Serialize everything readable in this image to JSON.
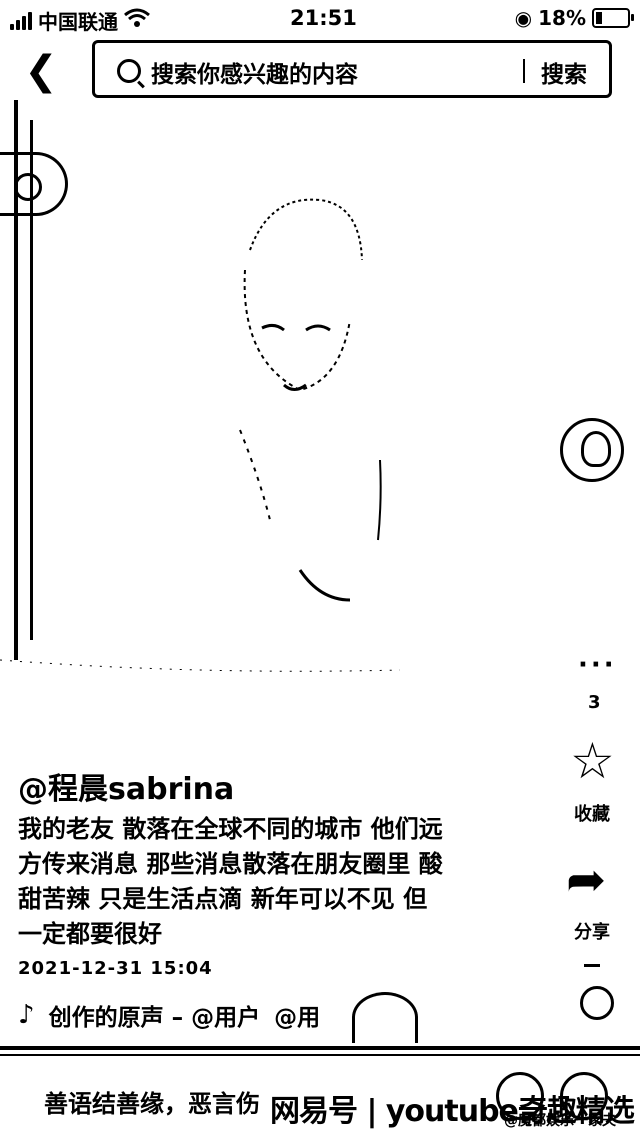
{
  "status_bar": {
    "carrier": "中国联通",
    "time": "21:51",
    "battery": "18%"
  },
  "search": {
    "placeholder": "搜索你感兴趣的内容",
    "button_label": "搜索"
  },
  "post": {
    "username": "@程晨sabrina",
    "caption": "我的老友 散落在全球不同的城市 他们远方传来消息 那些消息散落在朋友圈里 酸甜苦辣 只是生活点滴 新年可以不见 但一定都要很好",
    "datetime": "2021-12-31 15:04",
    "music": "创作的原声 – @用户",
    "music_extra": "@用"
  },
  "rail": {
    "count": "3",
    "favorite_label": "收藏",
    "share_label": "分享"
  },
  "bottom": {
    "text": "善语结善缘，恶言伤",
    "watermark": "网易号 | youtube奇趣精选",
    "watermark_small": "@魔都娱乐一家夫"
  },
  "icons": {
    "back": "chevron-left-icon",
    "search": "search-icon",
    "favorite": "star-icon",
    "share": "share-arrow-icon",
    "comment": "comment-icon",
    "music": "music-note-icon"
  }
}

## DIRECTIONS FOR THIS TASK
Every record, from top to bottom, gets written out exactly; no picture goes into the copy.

## FINAL ANSWER
Serialize everything readable in this image to JSON.
{
  "status_bar": {
    "carrier": "中国联通",
    "time": "21:51",
    "battery": "18%"
  },
  "search": {
    "placeholder": "搜索你感兴趣的内容",
    "button_label": "搜索"
  },
  "post": {
    "username": "@程晨sabrina",
    "caption": "我的老友 散落在全球不同的城市 他们远方传来消息 那些消息散落在朋友圈里 酸甜苦辣 只是生活点滴 新年可以不见 但一定都要很好",
    "datetime": "2021-12-31 15:04",
    "music": "创作的原声 – @用户",
    "music_extra": "@用"
  },
  "rail": {
    "count": "3",
    "favorite_label": "收藏",
    "share_label": "分享"
  },
  "bottom": {
    "text": "善语结善缘，恶言伤",
    "watermark": "网易号 | youtube奇趣精选",
    "watermark_small": "@魔都娱乐一家夫"
  },
  "icons": {
    "back": "chevron-left-icon",
    "search": "search-icon",
    "favorite": "star-icon",
    "share": "share-arrow-icon",
    "comment": "comment-icon",
    "music": "music-note-icon"
  }
}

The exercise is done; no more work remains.